There is no doubt that Titanic resumed making way after its meeting with the iceberg. That's historical fact. Any discussion should center on why the ship's engines were restarted and not if they were. Consider testimony from quartermaster Alfred Olliver who was on the bridge during the accident and witnessed First Officer Murdoch close the watertight doors and order “hard a-port” as the ship took the ice. He spoke during the U.S. Senate inquiry.
Senator BURTON: Was she backed?
Mr. OLLIVER: Not whilst I was on the bridge. But, whilst on the bridge she went ahead, after she struck.
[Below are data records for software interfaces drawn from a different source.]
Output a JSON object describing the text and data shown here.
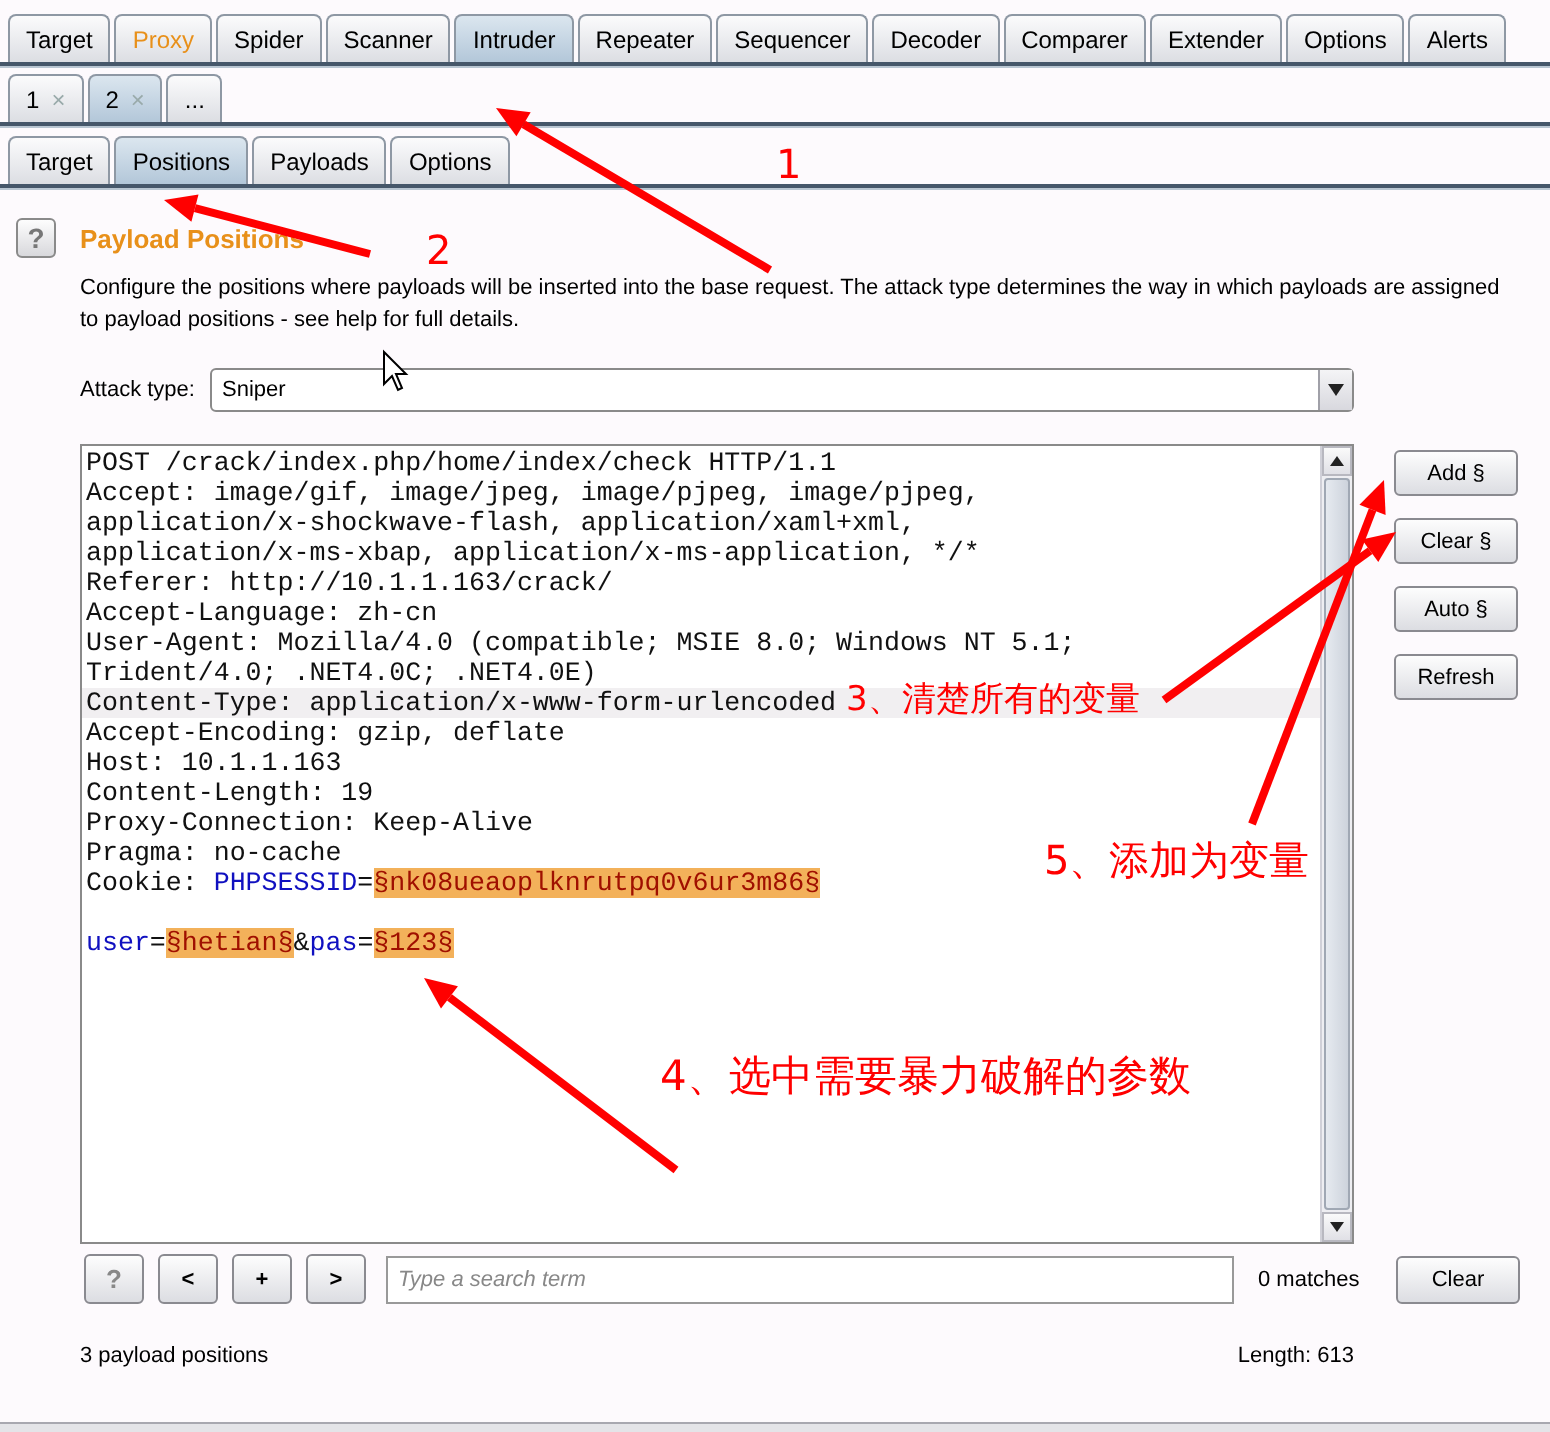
{
  "main_tabs": [
    {
      "label": "Target",
      "selected": false,
      "highlighted": false
    },
    {
      "label": "Proxy",
      "selected": false,
      "highlighted": true
    },
    {
      "label": "Spider",
      "selected": false,
      "highlighted": false
    },
    {
      "label": "Scanner",
      "selected": false,
      "highlighted": false
    },
    {
      "label": "Intruder",
      "selected": true,
      "highlighted": false
    },
    {
      "label": "Repeater",
      "selected": false,
      "highlighted": false
    },
    {
      "label": "Sequencer",
      "selected": false,
      "highlighted": false
    },
    {
      "label": "Decoder",
      "selected": false,
      "highlighted": false
    },
    {
      "label": "Comparer",
      "selected": false,
      "highlighted": false
    },
    {
      "label": "Extender",
      "selected": false,
      "highlighted": false
    },
    {
      "label": "Options",
      "selected": false,
      "highlighted": false
    },
    {
      "label": "Alerts",
      "selected": false,
      "highlighted": false
    }
  ],
  "attack_tabs": [
    {
      "label": "1",
      "close": "×",
      "selected": false
    },
    {
      "label": "2",
      "close": "×",
      "selected": true
    },
    {
      "label": "...",
      "selected": false
    }
  ],
  "sub_tabs": [
    {
      "label": "Target",
      "selected": false
    },
    {
      "label": "Positions",
      "selected": true
    },
    {
      "label": "Payloads",
      "selected": false
    },
    {
      "label": "Options",
      "selected": false
    }
  ],
  "help_button": "?",
  "section_title": "Payload Positions",
  "description": "Configure the positions where payloads will be inserted into the base request. The attack type determines the way in which payloads are assigned to payload positions - see help for full details.",
  "attack_type": {
    "label": "Attack type:",
    "value": "Sniper"
  },
  "request_lines": [
    {
      "kind": "code",
      "current": false,
      "segments": [
        {
          "kind": "plain",
          "text": "POST /crack/index.php/home/index/check HTTP/1.1"
        }
      ]
    },
    {
      "kind": "code",
      "current": false,
      "segments": [
        {
          "kind": "plain",
          "text": "Accept: image/gif, image/jpeg, image/pjpeg, image/pjpeg,"
        }
      ]
    },
    {
      "kind": "code",
      "current": false,
      "segments": [
        {
          "kind": "plain",
          "text": "application/x-shockwave-flash, application/xaml+xml,"
        }
      ]
    },
    {
      "kind": "code",
      "current": false,
      "segments": [
        {
          "kind": "plain",
          "text": "application/x-ms-xbap, application/x-ms-application, */*"
        }
      ]
    },
    {
      "kind": "code",
      "current": false,
      "segments": [
        {
          "kind": "plain",
          "text": "Referer: http://10.1.1.163/crack/"
        }
      ]
    },
    {
      "kind": "code",
      "current": false,
      "segments": [
        {
          "kind": "plain",
          "text": "Accept-Language: zh-cn"
        }
      ]
    },
    {
      "kind": "code",
      "current": false,
      "segments": [
        {
          "kind": "plain",
          "text": "User-Agent: Mozilla/4.0 (compatible; MSIE 8.0; Windows NT 5.1;"
        }
      ]
    },
    {
      "kind": "code",
      "current": false,
      "segments": [
        {
          "kind": "plain",
          "text": "Trident/4.0; .NET4.0C; .NET4.0E)"
        }
      ]
    },
    {
      "kind": "code",
      "current": true,
      "segments": [
        {
          "kind": "plain",
          "text": "Content-Type: application/x-www-form-urlencoded"
        }
      ]
    },
    {
      "kind": "code",
      "current": false,
      "segments": [
        {
          "kind": "plain",
          "text": "Accept-Encoding: gzip, deflate"
        }
      ]
    },
    {
      "kind": "code",
      "current": false,
      "segments": [
        {
          "kind": "plain",
          "text": "Host: 10.1.1.163"
        }
      ]
    },
    {
      "kind": "code",
      "current": false,
      "segments": [
        {
          "kind": "plain",
          "text": "Content-Length: 19"
        }
      ]
    },
    {
      "kind": "code",
      "current": false,
      "segments": [
        {
          "kind": "plain",
          "text": "Proxy-Connection: Keep-Alive"
        }
      ]
    },
    {
      "kind": "code",
      "current": false,
      "segments": [
        {
          "kind": "plain",
          "text": "Pragma: no-cache"
        }
      ]
    },
    {
      "kind": "code",
      "current": false,
      "segments": [
        {
          "kind": "plain",
          "text": "Cookie: "
        },
        {
          "kind": "name",
          "text": "PHPSESSID"
        },
        {
          "kind": "plain",
          "text": "="
        },
        {
          "kind": "payload",
          "text": "§nk08ueaoplknrutpq0v6ur3m86§"
        }
      ]
    },
    {
      "kind": "blank",
      "current": false
    },
    {
      "kind": "code",
      "current": false,
      "segments": [
        {
          "kind": "name",
          "text": "user"
        },
        {
          "kind": "plain",
          "text": "="
        },
        {
          "kind": "payload",
          "text": "§hetian§"
        },
        {
          "kind": "plain",
          "text": "&"
        },
        {
          "kind": "name",
          "text": "pas"
        },
        {
          "kind": "plain",
          "text": "="
        },
        {
          "kind": "payload",
          "text": "§123§"
        }
      ]
    }
  ],
  "side_buttons": [
    "Add §",
    "Clear §",
    "Auto §",
    "Refresh"
  ],
  "search_bar": {
    "buttons": [
      "?",
      "<",
      "+",
      ">"
    ],
    "placeholder": "Type a search term",
    "matches": "0 matches",
    "clear": "Clear"
  },
  "status": {
    "positions": "3 payload positions",
    "length": "Length: 613"
  },
  "annotations": [
    "1",
    "2",
    "3、清楚所有的变量",
    "5、添加为变量",
    "4、选中需要暴力破解的参数"
  ]
}
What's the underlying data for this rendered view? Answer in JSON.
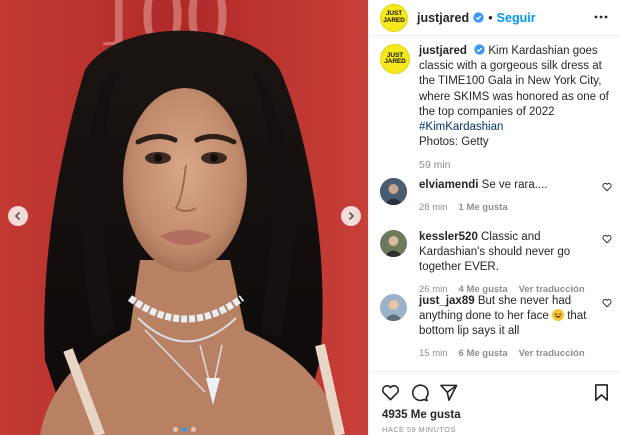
{
  "post": {
    "username": "justjared",
    "follow_label": "Seguir",
    "separator": "•",
    "logo_text": "JUST JARED"
  },
  "caption": {
    "username": "justjared",
    "text": "Kim Kardashian goes classic with a gorgeous silk dress at the TIME100 Gala in New York City, where SKIMS was honored as one of the top companies of 2022",
    "hashtag": "#KimKardashian",
    "photos": "Photos: Getty",
    "time": "59 min"
  },
  "comments": [
    {
      "username": "elviamendi",
      "text": "Se ve rara....",
      "time": "28 min",
      "likes": "1 Me gusta",
      "translate": ""
    },
    {
      "username": "kessler520",
      "text": "Classic and Kardashian's should never go together EVER.",
      "time": "26 min",
      "likes": "4 Me gusta",
      "translate": "Ver traducción"
    },
    {
      "username": "just_jax89",
      "text_before": "But she never had anything done to her face",
      "text_after": "that bottom lip says it all",
      "emoji": "laughing-emoji",
      "time": "15 min",
      "likes": "6 Me gusta",
      "translate": "Ver traducción"
    }
  ],
  "footer": {
    "likes": "4935 Me gusta",
    "ago": "HACE 59 MINUTOS"
  },
  "icons": {
    "verified": "verified-badge-icon",
    "more": "more-options-icon",
    "like": "heart-icon",
    "comment": "comment-bubble-icon",
    "share": "paper-plane-icon",
    "save": "bookmark-icon",
    "prev": "chevron-left-icon",
    "next": "chevron-right-icon"
  },
  "colors": {
    "brand_yellow": "#f5e81c",
    "link_blue": "#0095f6",
    "hashtag": "#00376b",
    "muted": "#8e8e8e",
    "backdrop_red": "#c0312f"
  }
}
She went half speed ahead.
Senator BURTON: The engines went half speed ahead, or the ship?
Mr. OLLIVER: Half speed ahead, after she hit the ice.
Sentator BURTON: Who gave the order?
Mr. OLLIVER: The captain telegraphed half speed ahead.
This testimony from Olliver is backed up by the words of passengers Beesley, Stengel, and Col. Gracie among others. In his book, “The Loss Of The S.S. Titanic,” Lawrence Beesely discussed at length the ship's resuming making way. “...The ship now resumed her course, moving very slowly through the water with a little white line of foam on each side. I think we were all glad to see this: it seemed better than standing still...we were much pleased to hear the engines throbbing down below and to know we were making some headway...” -- Beesley.
In his book, “The Truth About Titanic,” Col. Gracie spoke of a couple strolling against the wind. We know it was a perfectly calm night with no wind at the time of the accident. If Gracie experienced wind, it had to be from forward motion of the ship. Another passenger, C.E. Henry Stengel was a bit more specific when he testified to the American inquisition:
Senator SMITH. How long after the impact was it before the engines were stopped?
Mr. STENGEL. A very few minutes.
Senator SMITH. Give the number of minutes, if you can. You are accustomed to machinery and matters of this kind.
Mr. STENGEL. I should say two or three minutes, and then they started again just slightly; just started to move again. I do not know why; whether they were
backing off, or not. I do not know. I hardly thought they were backing off, because there was not much vibration of the ship.
As I noted, the question of Titanic resuming making way is moot. In Beesley's words, the ship “resumed its course.” The real questions are “why?” and “to where?” The “why” question is really hardest to answer. In 1912 naval officers knew that moving a ship with a damaged bow was dangerous. Captain Smith held reserve commissions in the Royal Navy. He would have been familiar with the 1893 sinking of H.M.S. Victoria off Tripoli in which an attempt to drive the foundering ship ashore resulted in a catastrophic sinking and the loss of more than 800 lives.
At least 34 years prior to Titanic naval architect Robert E. Froude conducted experiments to understand what happens when a ship with a damaged bow is driven forward. His published results were that it sinks faster than if the same vessel were to remain dead in the water.
During his testimony Fourth Officer Boxhall said that after checking out the third class accommodations in the bow he cam backon the bridge to report he had seen no damage. This report appears to have come prior to the restarting of the engines by Captain Smith. If so, it helps explain the captain's actions. And, Boxhall's report appears to have taken place while J. Bruce Ismay was on the bridge.
Newspaper reports are so untrustworthy that I do not generally use them in my research. However, with the death of Captain Smith we are deprived of any information as to why Titanic resumed making way other than published news reports which claimed the ship was on its way to Halifax. White Star Line's vice president of New York operations, Phillip A.S. Franklin must have believed those Halifax reports – or had “insider” company information. On the morning of April 15th he chartered two New Haven Railroad trains to pick up Titanic's passengers after they arrived in Halifax. One of those trains was actually rolling north of Boston when definitive word came that Titanic had foundered.
– David G. Brown